Just Style catches up with Euratex green chief Mauro Scalia to understand the impact of the incoming German Due Diligence law on fashion brands where their supply chains are concerned.
From January 2023 brands selling fashion in Germany, or operating within the country will be bound by the Due Diligence Law concerning environmental and social responsibility.
Timely, as last week China Daily reported that a garment factory blaze in Henan province resulted in the death of 38 people after an electro-welding operation on the first floor ignited airborne cotton fibre, which then set fire to large piles of clothing.
It came just on the heels of two fires within the space of a week in the Narela Industrial Area, Delhi, India, which led to two deaths and 18 injuries.
Germany, keen to address the issue of due diligence negligence in supply chains by brands, is now less than two months away from signing off on its Act on Corporate Due Diligence Obligations in Supply Chains (LkSG).
But the question is, are brands and retailers geared up for the demands under the new law?
Mauro Scalia, director of sustainable businesses at Euratex, tells Just Style exclusively, respect for human rights in global supply chains is a key matter for the European industry, stating that large companies at the top of the supply chain already pass on the obligations imposed on them to suppliers and subcontractors through contractual clauses.
He added: “With the planned entry into force of the Supply Chain Act on 1 January 2023, companies face enormous bureaucratic burdens and reporting obligations. From 2023, companies that employ at least 3,000 workers and thus fall within the scope of the Act will have to prepare an annual report on the fulfilment of due diligence obligations in the previous business year.”
“The national authority responsible for compliance with the due diligence obligations has published a very extensive catalogue of 437 questions for this purpose, which companies are to answer for their report.
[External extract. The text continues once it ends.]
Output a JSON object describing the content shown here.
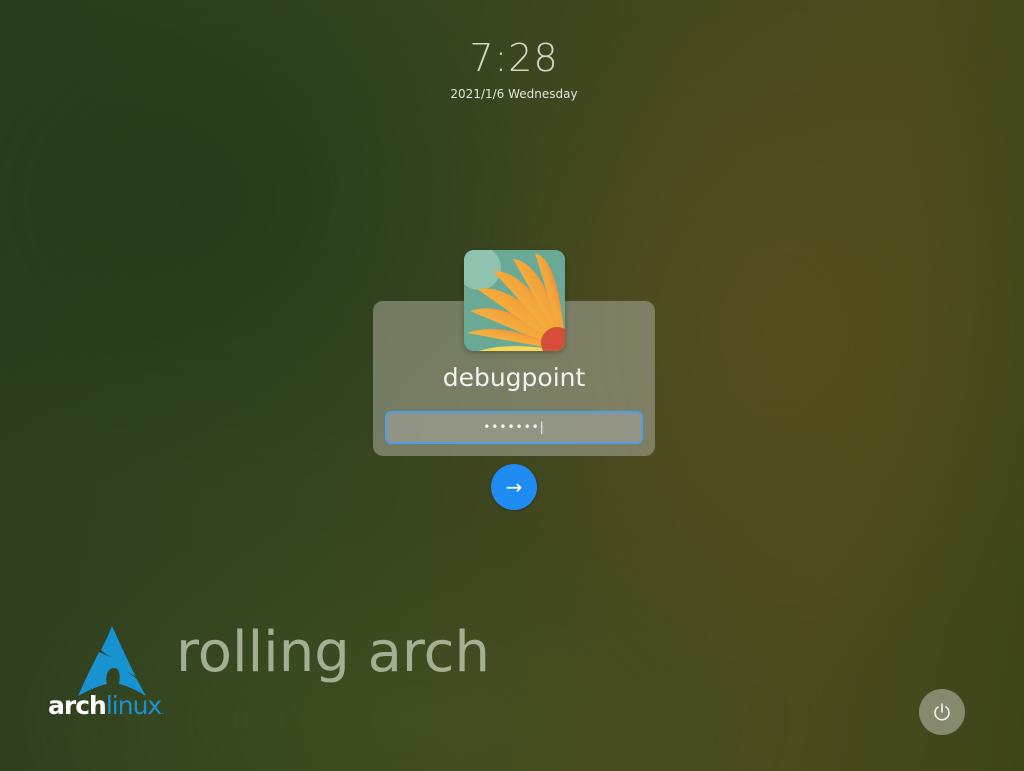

In addition, significantly more companies are actually affected by the law than intended from the defined scope of the law. In the current dramatic situation of global distortions, business-threatening high energy prices and disrupted supply chains, the medium-sized companies, in particular, will face great challenges and burdens.”
Under the LkSG, enterprises have an obligation to exercise due regard for the human rights and environment-related due diligence obligations set out in their supply chains with the aim of preventing or minimising any risks.
The act obliges all companies operating in Germany in 2023 with 3,000 or more employees to implement a supplier risk management system. The risk management system must help assess, mitigate, and monitor human rights and environmental risks in the company’s supply chain. Reporting to the German government will be required no later than April of 2024.
The due diligence act obligations include:
How it is measured:
In this regard, the human rights group FEMNET and European Centre for Constitutional and Human Rights (ECCHR) have joined forces and addressed a public letter to those companies to which the German LkSG will apply from 2023 and which have not yet signed the International Accord.
“The German law must contribute to the effective protection of workers. We are convinced that the failure to sign the Accord is a violation of companies’ duty of care,” said Dr Miriam Saage-Maaß, lawyer and legal director of ECCHR. “We will therefore explore the legal means available to hold companies accountable here.”
The detailed report, which lays down the foundation as well as a
step-by-step guide including risk management, risk analysis and preventive
measures among other sections as part of the Act on Due Diligence can be found here.
By Just Style